Rana Hogarth is associate professor of history at the University of Illinois at Urbana Champaign. Her research focuses on the creation of ideas about racial difference in North America and the Caribbean as they emerged through the language of medicine and its allied fields. She is the author of Medicalizing Blackness: Making Racial Difference in the Atlantic World, 1780-1840 (University of North Carolina Press, 2017), which examines how white physicians defined blackness as a medically significant marker of difference in slave societies of the American Atlantic. Her other publications appear in Social History of Medicine, American Quarterly, African and Black Diaspora: An International Journal, the American Journal of Public Health and in the edited volume Medicine and Healing in the Age of Slavery, edited by Sean Morey Smith and Christopher Willoughby (LSU Press, 2021).

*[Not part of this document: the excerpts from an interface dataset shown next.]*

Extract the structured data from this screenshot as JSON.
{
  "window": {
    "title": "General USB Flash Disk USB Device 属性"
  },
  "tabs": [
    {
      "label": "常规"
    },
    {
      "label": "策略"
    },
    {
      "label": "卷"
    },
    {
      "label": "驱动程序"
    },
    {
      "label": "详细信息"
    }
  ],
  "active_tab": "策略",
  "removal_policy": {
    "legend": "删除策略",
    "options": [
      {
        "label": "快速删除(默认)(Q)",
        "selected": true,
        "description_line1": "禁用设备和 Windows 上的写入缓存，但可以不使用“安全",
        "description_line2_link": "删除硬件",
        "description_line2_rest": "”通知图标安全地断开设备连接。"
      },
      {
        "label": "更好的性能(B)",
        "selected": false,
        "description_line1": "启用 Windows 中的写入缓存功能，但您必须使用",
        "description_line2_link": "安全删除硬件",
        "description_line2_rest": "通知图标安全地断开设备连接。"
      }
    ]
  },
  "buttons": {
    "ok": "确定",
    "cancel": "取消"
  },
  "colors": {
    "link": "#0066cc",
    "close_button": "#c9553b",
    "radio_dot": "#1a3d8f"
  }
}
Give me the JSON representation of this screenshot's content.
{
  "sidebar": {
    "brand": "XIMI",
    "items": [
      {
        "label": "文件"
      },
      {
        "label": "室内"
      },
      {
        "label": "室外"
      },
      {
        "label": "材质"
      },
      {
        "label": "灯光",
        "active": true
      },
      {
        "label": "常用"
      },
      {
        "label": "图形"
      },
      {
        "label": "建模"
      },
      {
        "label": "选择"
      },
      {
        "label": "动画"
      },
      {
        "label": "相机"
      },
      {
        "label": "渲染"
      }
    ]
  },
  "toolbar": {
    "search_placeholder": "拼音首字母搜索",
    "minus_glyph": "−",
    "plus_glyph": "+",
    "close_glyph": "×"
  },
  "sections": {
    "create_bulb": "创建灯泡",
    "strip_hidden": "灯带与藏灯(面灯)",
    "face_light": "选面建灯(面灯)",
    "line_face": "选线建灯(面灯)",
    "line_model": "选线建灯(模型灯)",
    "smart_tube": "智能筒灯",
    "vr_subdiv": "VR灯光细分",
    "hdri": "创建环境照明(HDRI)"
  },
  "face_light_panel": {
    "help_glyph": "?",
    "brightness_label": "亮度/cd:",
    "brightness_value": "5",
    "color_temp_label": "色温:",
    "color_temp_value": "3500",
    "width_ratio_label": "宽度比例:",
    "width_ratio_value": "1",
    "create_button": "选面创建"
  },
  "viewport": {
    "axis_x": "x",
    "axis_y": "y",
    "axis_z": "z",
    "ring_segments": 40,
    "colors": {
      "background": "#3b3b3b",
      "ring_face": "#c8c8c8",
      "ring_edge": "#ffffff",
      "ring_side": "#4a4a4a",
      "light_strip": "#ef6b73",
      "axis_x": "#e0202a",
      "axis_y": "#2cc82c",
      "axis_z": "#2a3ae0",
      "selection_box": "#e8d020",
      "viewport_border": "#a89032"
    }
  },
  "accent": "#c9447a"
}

Seth Archer is an assistant professor at Utah State University. He is a cultural and environmental historian of North America specializing in Native American and Indigenous history and the history of health, disease, and medicine. His first book is Sharks upon the Land: Colonialism, Indigenous Health, and Culture in Hawaiʻi, 1778–1855, which won the President’s Book Award from the Social Science History Association. From 2015 to 2017 he was the Mellon Research Fellow in American History at the University of Cambridge. His current research involves vaccination efforts by the US government and Hudson’s Bay Company in Indian Country in the 1830s.

About the organizers

Claire Gherini is an assistant professor of history at Fordham University. Her work examines slavery and medical knowledge-making in the eighteenth-century British Caribbean.

Ryan Amir Kashanipour (he/él) is an interdisciplinary scholar of medicine and science in Latin America and the early modern Atlantic world. He an Assistant Professor of History and Latin American Studies at the University of Arizona. His research examines the intersections of experience and epistemology in the production of knowledge and institutions of colonial authority related to disease, health, and the body. His first book, Between Magic and Medicine: Colonial Yucatec Healing in the Spanish Atlantic World, in development with the Omohundro Institute for Early American History and Culture, explores the formation of robust indigenous Maya and inter-ethnic social and intellectual networks of sickness and healing during the recurring epidemic and ecological crises of colonial Yucatán. He also has particular research and teaching interests in food history and co-edits the Recipes Project, an interdisciplinary digital community dedicated to historical recipes of all sorts, medical, magical, and culinary. His research has been supported by grants and fellowships from the Kluge Center at Library of Congress, Max Planck Institute for the History of Science, Mellon Foundation, National Endowment from the Humanities, and the Wenner-Gren Foundation. He is editor of several book series related to the interdisciplinary study of colonial Latin America and the early Americas, including “New Colonial Histories of Latin America” with Routledge Press.